Matthew Silva, Ph.D
Julia and Walter R. Peterson Orthopaedic Research Professor
Department of Orthopaedics Washington University
BJC - Institute of Health
11th floor - RM 11619
Phone: (314) 747-3772
Click here to visit the Musculoskeletal Structure and Strength
||Heather Zannit, a BME PhD candidate, has been selected as a pre-doctoral trainee on the Skeletal Disorders Training Program T32 grant. Heather is working on osteoblast origin after mechanical loading. Congratulations, Heather!
||Welcome to Dr. Susumu Yoneda! Dr Yoneda is an orthopaedic hand surgeon from Univ. of the Ryukyus, Japan, who joins us as a Post Doc. He will work with Drs Gelberman and Hua Shen on flexor tendon research.
||Congrats to Nilsson, Michael and Matt for their recent JBMR paper on why old mice are less responsive to loading.
||Taylor Comte recently passed her BME qualifying exam as a PhD candidate and has joined the Silva lab. Welcome Taylor!
Our focus is bone. Bone is a living material filled with cells that, when healthy, allow the skeleton to adapt to its physical loading environment, maintain itself over 70+ years of use, and self-repair after injury. Despite these remarkable qualities, with advancing age the skeleton’s abilities to respond to physical stimuli and to self-repair are diminished. Many people suffer from age-related osteoporosis – a loss of bone mass that leads to weak bones and a high risk of fracture. In fact, after age 50, one-half of women and one-quarter of men will suffer an osteoporotic fracture in their remaining lifetime, significantly diminishing quality of life and often lifespan. We are motivated by the problems of diminished bone mass and strength with age/osteoporosis, and by the negative influence of age on bone’s ability to respond to mechanical stimuli and to self-repair. We use approaches rooted in biomechanics, mechanobiology and bone biology to address these problems.
Our lab focuses on two main questions. 1) How does mechanical loading stimulate bone formation? Mechanical (physical) loading is a powerful stimulus to increase bone formation, whereby new layers of bone tissue are added onto existing bone surfaces, resulting in increased bone mass and strength. But the mechanisms for how the skeleton converts a mechanical stimulus to increased bone formation are not fully understood. We are studying the origin of the bone-forming cells (osteoblasts) and the role of the Wnt signaling pathway in loading-induced bone formation. We are also studying how aging affects each of these processes. The second question is: 2) How do bones heal after injury? The skeleton has a tremendous capacity for self-repair after stress fracture and full fracture. But under some conditions the native ability for repair is inadequate and a surgical intervention is required. Stress fractures heal by a combination of internal remodeling and external woven bone formation, also known as periosteal hard callus. Full fractures heal by these processes plus the formation of a temporary cartilage (soft) callus that is eventually replaced by bone. We are studying the role of bone cells in coordinating the complex fracture healing response, which also involves immune cells and the formation of new blood vessels (angiogenesis).
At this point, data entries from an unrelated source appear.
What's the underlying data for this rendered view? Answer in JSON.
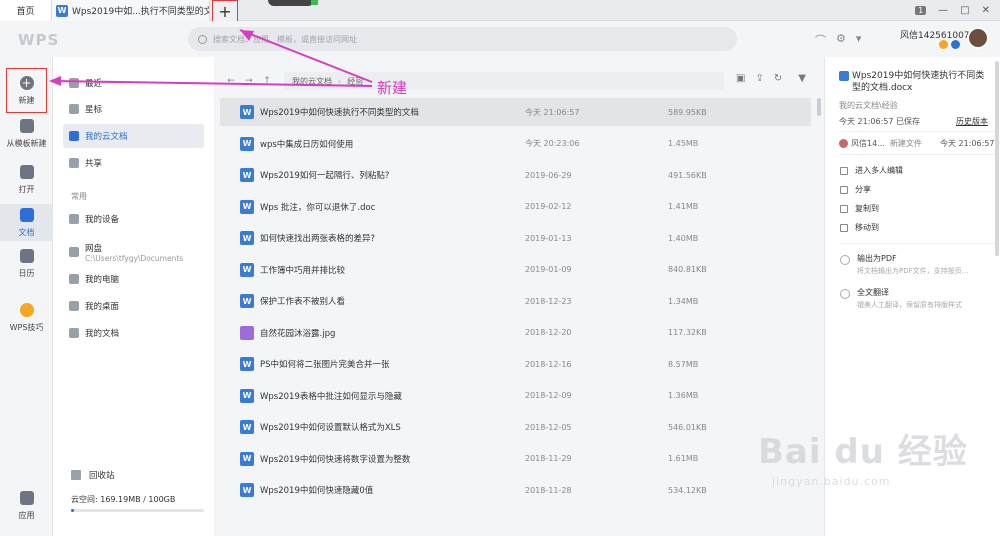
{
  "tabs": {
    "home": "首页",
    "doc": "Wps2019中如...执行不同类型的文档",
    "doc_badge": "W",
    "new_tab": "+"
  },
  "window": {
    "notif": "1"
  },
  "header": {
    "logo": "WPS",
    "search_placeholder": "搜索文档、应用、模板，或直接访问网址",
    "user_name": "风信1425610076"
  },
  "leftnav": {
    "new": "新建",
    "template_new": "从模板新建",
    "open": "打开",
    "docs": "文档",
    "calendar": "日历",
    "tips": "WPS技巧",
    "apps": "应用"
  },
  "sidebar": {
    "recent": "最近",
    "starred": "星标",
    "cloud": "我的云文档",
    "shared": "共享",
    "section": "常用",
    "devices": "我的设备",
    "netdisk": "网盘",
    "netdisk_path": "C:\\Users\\tfygy\\Documents",
    "computer": "我的电脑",
    "desktop": "我的桌面",
    "mydocs": "我的文档",
    "recycle": "回收站",
    "quota": "云空间: 169.19MB / 100GB",
    "quota_fraction": 0.0017,
    "expand": "扩容"
  },
  "path": {
    "root": "我的云文档",
    "current": "经验"
  },
  "files": [
    {
      "name": "Wps2019中如何快速执行不同类型的文档",
      "date": "今天 21:06:57",
      "size": "589.95KB",
      "type": "W"
    },
    {
      "name": "wps中集成日历如何使用",
      "date": "今天 20:23:06",
      "size": "1.45MB",
      "type": "W"
    },
    {
      "name": "Wps2019如何一起隔行、列粘贴?",
      "date": "2019-06-29",
      "size": "491.56KB",
      "type": "W"
    },
    {
      "name": "Wps 批注，你可以退休了.doc",
      "date": "2019-02-12",
      "size": "1.41MB",
      "type": "W"
    },
    {
      "name": "如何快速找出两张表格的差异?",
      "date": "2019-01-13",
      "size": "1.40MB",
      "type": "W"
    },
    {
      "name": "工作簿中巧用并排比较",
      "date": "2019-01-09",
      "size": "840.81KB",
      "type": "W"
    },
    {
      "name": "保护工作表不被别人看",
      "date": "2018-12-23",
      "size": "1.34MB",
      "type": "W"
    },
    {
      "name": "自然花园沐浴露.jpg",
      "date": "2018-12-20",
      "size": "117.32KB",
      "type": "IMG"
    },
    {
      "name": "PS中如何将二张图片完美合并一张",
      "date": "2018-12-16",
      "size": "8.57MB",
      "type": "W"
    },
    {
      "name": "Wps2019表格中批注如何显示与隐藏",
      "date": "2018-12-09",
      "size": "1.36MB",
      "type": "W"
    },
    {
      "name": "Wps2019中如何设置默认格式为XLS",
      "date": "2018-12-05",
      "size": "546.01KB",
      "type": "W"
    },
    {
      "name": "Wps2019中如何快速将数字设置为整数",
      "date": "2018-11-29",
      "size": "1.61MB",
      "type": "W"
    },
    {
      "name": "Wps2019中如何快速隐藏0值",
      "date": "2018-11-28",
      "size": "534.12KB",
      "type": "W"
    }
  ],
  "details": {
    "title": "Wps2019中如何快速执行不同类型的文档.docx",
    "path": "我的云文档\\经验",
    "time": "今天 21:06:57",
    "time_label": "已保存",
    "version": "历史版本",
    "user": "风信14...",
    "user_action": "新建文件",
    "user_time": "今天 21:06:57",
    "actions": [
      "进入多人编辑",
      "分享",
      "复制到",
      "移动到"
    ],
    "services": [
      {
        "title": "输出为PDF",
        "desc": "将文档输出为PDF文件，支持按页..."
      },
      {
        "title": "全文翻译",
        "desc": "媲美人工翻译，保留原有排版样式"
      }
    ]
  },
  "annotation": "新建",
  "watermark": {
    "main": "Bai du 经验",
    "sub": "jingyan.baidu.com"
  },
  "colors": {
    "accent": "#2d6fd6",
    "annotation": "#d63ec0",
    "highlight_box": "#e53935",
    "word_icon": "#3a7bd5",
    "image_icon": "#9c6dd8"
  }
}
By studying how the skeleton responds to mechanical stimulation and how it heals after injury, we aim to contribute to the discovery of new approaches to treat reduced bone mass and strength in aging/osteoporosis, and to enhance bone repair in patients who suffer from non-healing fractures.